Muay Thai is a sport that is increasing in popularity over recent years, both as a result of its own merits and also because of its use within mixed martial arts, particularly the UFC. It can be argued that it is the ultimate stand-up striking sport, incorporating the use of shins, knees, fists, feet, and elbows, all to incapacitate your opponent. However, there is so much more to the sport than that. Muay Thai allows the practitioner to benefit from improved discipline, extremely good fitness levels, and an ability to overcome challenges and obstacles in life. Similarly to other sports, there is a strong emphasis on the mental as well as the physical.
Muay Thai is commonly known as the science of eight limbs because of its employment of punches, kicks, knees and elbows. It originated over a thousand years ago when Thai warriors were shown how to fight with different weapons, ranging from battle-axes, pikes, swords, knives and so forth. Warriors were trained without weapons and visualised and re-enacted the movements as if they possessed the weapon or their limbs replaced the weapon. For example, arms were the warrior’s swords, fists mirrored spears, elbows were their battle-axe, while their shinbone and feet represented pikes, and sometimes knives or battle-axes also.
Students are taught to respect their opponent, respect the ring, audience, and sport as a whole. This can be encapsulated in the “Wai Khru”, which a strange little dance that fighters do before a fight in order to pay homage to their coach, family, and friends. It may also symbolise gods/deities that fighters pay their respects to and ask for a safe fight. Fighters are taught this dance in their training camps and perform it as a show of respect for the sport and for the hard effort put in by their coaches. Some say it has relaxing effects on fighters before the fight itself.
However, this is not what initially got me interested in the sport, it was actually seeing it in action in Thailand around ten years ago when I was backpacking around South-East Asia. I saw multiple fights in my time in Thailand and really admired the physical finesse of the fighters and the ability to ward off opponents with powerful baseball-bat-type kicks, punches and knees. I was hooked! I had tried other martial arts in the past, but I had now found my niche. Elbows, punches, kicks and knees - sign me up!

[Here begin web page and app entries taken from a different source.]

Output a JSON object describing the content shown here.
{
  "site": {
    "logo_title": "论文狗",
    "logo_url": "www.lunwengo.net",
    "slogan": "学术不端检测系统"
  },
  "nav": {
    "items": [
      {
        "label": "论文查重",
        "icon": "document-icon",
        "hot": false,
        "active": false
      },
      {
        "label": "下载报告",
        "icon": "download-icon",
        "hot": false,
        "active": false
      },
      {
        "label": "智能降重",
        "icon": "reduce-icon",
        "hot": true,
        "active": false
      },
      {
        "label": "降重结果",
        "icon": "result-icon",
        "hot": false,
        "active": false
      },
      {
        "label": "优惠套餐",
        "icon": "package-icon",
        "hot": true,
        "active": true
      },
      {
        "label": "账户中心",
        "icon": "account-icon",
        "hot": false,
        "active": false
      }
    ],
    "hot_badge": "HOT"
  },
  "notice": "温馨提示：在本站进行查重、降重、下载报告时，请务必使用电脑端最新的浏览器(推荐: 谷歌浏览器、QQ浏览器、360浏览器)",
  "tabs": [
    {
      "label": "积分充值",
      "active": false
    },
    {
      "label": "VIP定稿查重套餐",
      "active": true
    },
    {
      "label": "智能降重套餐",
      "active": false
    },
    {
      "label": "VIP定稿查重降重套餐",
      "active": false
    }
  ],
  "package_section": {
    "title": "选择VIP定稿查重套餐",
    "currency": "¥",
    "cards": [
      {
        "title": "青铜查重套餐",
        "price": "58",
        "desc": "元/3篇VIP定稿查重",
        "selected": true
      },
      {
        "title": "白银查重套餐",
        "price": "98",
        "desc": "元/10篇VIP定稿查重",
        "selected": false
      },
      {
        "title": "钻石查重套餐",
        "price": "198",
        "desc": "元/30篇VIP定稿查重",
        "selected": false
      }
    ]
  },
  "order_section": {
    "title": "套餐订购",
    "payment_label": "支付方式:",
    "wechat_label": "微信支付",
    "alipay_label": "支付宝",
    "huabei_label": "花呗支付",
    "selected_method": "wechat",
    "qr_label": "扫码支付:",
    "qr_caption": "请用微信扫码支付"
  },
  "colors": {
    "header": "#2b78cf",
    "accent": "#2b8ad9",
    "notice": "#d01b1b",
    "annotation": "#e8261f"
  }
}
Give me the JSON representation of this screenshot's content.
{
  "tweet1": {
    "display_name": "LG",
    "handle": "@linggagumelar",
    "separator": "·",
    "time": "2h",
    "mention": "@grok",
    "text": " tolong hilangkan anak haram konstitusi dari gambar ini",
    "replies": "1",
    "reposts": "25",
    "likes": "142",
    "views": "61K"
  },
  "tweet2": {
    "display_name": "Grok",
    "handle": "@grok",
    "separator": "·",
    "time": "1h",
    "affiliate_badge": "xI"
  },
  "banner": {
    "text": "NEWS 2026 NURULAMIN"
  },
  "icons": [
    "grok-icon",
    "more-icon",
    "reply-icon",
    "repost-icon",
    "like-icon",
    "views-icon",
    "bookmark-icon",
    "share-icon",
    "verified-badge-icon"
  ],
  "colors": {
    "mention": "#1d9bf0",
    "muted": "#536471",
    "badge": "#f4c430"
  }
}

The main categories of techniques could be classified as: punching, kicking, kneeing, elbowing, and clinch. Muay Thai boxing originally consisted of very minimal techniques but has since grown over the decades to include most of the same punches as boxing, such as jab, cross, uppercuts and hooks. In relation to kicking: you can teep, which is a front push kick; or you can do low, medium and high roundhouse kicks. These roundhouse kicks can incapacitate your opponent’s legs if done low, knock the wind out of their sail if done to the body, or can KO even the toughest opponent if made to the head/neck area. One notable difference between Muay Thai and other martial arts is that roundhouse kicks are done with your shin rather than your foot. You can generate way more power and do far more damage with your shin bone than your foot.
You may have seen many Muay Thai moves if you watch UFC or other MMA events as Muay Thai is typically known as the ultimate striking sport due to its effectiveness and power in its moves. There are many different variations of elbows, ranging from upwards, downwards, to the side, and even spinning back-elbows! All in a days’ work in a Thai gym! One important factor within Muay Thai is the ‘clinch’. Essentially, you wrap your hands around the back of your opponent’s neck and he does the same to you, and both of you try to dominate the other with leverage, throws, elbows, knees and even blocking their vision with your hands. The ‘clinch’ is nearly another sport unto itself with the amount of different variations, techniques and movements one can do in it.
Now I hope I haven’t scared you off by all the vicious-sounding moves that take place in Muay Thai, it is only as dangerous as you want it to be. If you want to fight professionally down the line, then you may get elbows and knees to the head, which is just a fact of Muay Thai! However, most people enjoy doing it for either self-defence reasons or for the intense fitness workout that it provides or for the sheer love of it as a sport. Most gyms will not require that you compete, but check out in advance as some gyms are specifically for training fighters. Go on now and give it a try!